Global growth worries resurfaced this week amid weak Chinese economic data and concerns over a Fed rate hike. Chinese trade was the big disappointment as data showed exports falling 10% yoy through September.
Imports were less worrisome as they didn’t slip in terms of volume but did marginally fall as measured in U.S. dollars. Concerns about the pace of Chinese growth are not new but they had taken a back seat to other events
over the past several months. Turning to the U.S., the Federal Reserve acknowledged in minutes released Wednesday that the timing of an interest rate hike could be “relatively soon.” This builds on recent comments
from central bank officials and good U.S. economic data which have both heightened expectations for a move before the end of the year. Also in the U.S., the number of Americans filing for jobless benefits remained at a
43-year low last week while Q3 corporate earnings season got started Tuesday. Companies in the S&P 500 are expected to report an earnings decline for the sixth consecutive quarter but revenues are expected to break the
pattern of declines. What will transpire is anybody’s guess at this early stage but the numbers will be closely watched with markets near record highs. Elsewhere, word that Russia would support OPEC’s attempt to curb its
collective output helped oil prices reach a one-year high Monday but crude was unable to hold the gains through Thursday. Looking ahead, U.S. retail sales numbers are reported today while central bank chief Yellen
speaks this afternoon.
U.S. stocks fall
Major U.S. stock benchmarks retreated for the four days covered in this report. In the U.S., the Dow fell 141 pts. to end at 18,098, the S&P 500 gave back 21 pts. to settle at 2,132 and the Nasdaq was off 79 pts. to finish at 5,213. In Canada, the TSX bucked the trend rising 77 pts. over the holiday shortened week to end Thursday at 14,643.
Q3 2016 Earnings Season Underway
Q3 2016 earnings expectations have once again been lowered as estimates were cut in all the GIC sectors over the past 3 months. This is a pattern we have seen this entire cycle (2009-current). With this decline in
estimates, we expect reported results to show modest upside. Looking out, earnings will be buoyed by abating macro headwinds relating to the US dollar and crude oil. As long as these macro headwinds have stabilized

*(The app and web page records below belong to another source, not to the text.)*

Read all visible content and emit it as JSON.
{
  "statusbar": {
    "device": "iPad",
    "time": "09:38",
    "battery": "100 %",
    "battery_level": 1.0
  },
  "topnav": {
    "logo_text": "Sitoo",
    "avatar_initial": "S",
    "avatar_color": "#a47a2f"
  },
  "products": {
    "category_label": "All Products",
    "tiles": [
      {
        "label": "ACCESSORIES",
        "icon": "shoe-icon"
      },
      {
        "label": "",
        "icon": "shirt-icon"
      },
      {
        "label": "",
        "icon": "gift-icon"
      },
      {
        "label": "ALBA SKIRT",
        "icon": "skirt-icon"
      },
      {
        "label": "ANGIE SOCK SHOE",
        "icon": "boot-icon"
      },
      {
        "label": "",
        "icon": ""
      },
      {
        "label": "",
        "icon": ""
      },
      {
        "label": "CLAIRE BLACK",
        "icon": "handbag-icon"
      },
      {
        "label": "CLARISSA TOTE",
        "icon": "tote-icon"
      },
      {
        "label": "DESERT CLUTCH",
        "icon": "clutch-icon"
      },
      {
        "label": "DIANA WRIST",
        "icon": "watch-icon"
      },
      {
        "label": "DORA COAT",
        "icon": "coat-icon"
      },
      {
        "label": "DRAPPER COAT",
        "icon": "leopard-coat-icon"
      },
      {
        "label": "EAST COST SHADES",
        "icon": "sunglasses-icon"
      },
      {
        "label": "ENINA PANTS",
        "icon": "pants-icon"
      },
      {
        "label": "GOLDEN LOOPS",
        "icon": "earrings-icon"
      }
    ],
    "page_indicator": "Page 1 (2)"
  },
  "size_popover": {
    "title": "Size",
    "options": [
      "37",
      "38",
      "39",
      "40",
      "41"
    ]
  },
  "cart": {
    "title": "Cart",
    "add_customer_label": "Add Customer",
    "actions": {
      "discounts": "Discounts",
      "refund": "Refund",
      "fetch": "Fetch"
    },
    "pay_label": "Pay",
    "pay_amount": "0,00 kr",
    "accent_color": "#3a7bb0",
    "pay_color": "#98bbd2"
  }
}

and/or begin to recede (EUR/USD, WTI) we don’t see an imminent reduction in earnings as there has not been a large capex surge or an excessive hiring boom, or inventory build-up to pull forward investment. In addition,
company guidance for Q3, although negative, is coming in better than normal. Finally, sentiment remains resilient this earnings season as the market so far is rewarding companies with earnings surprises/positive guidance more so than punishing companies who disappoint.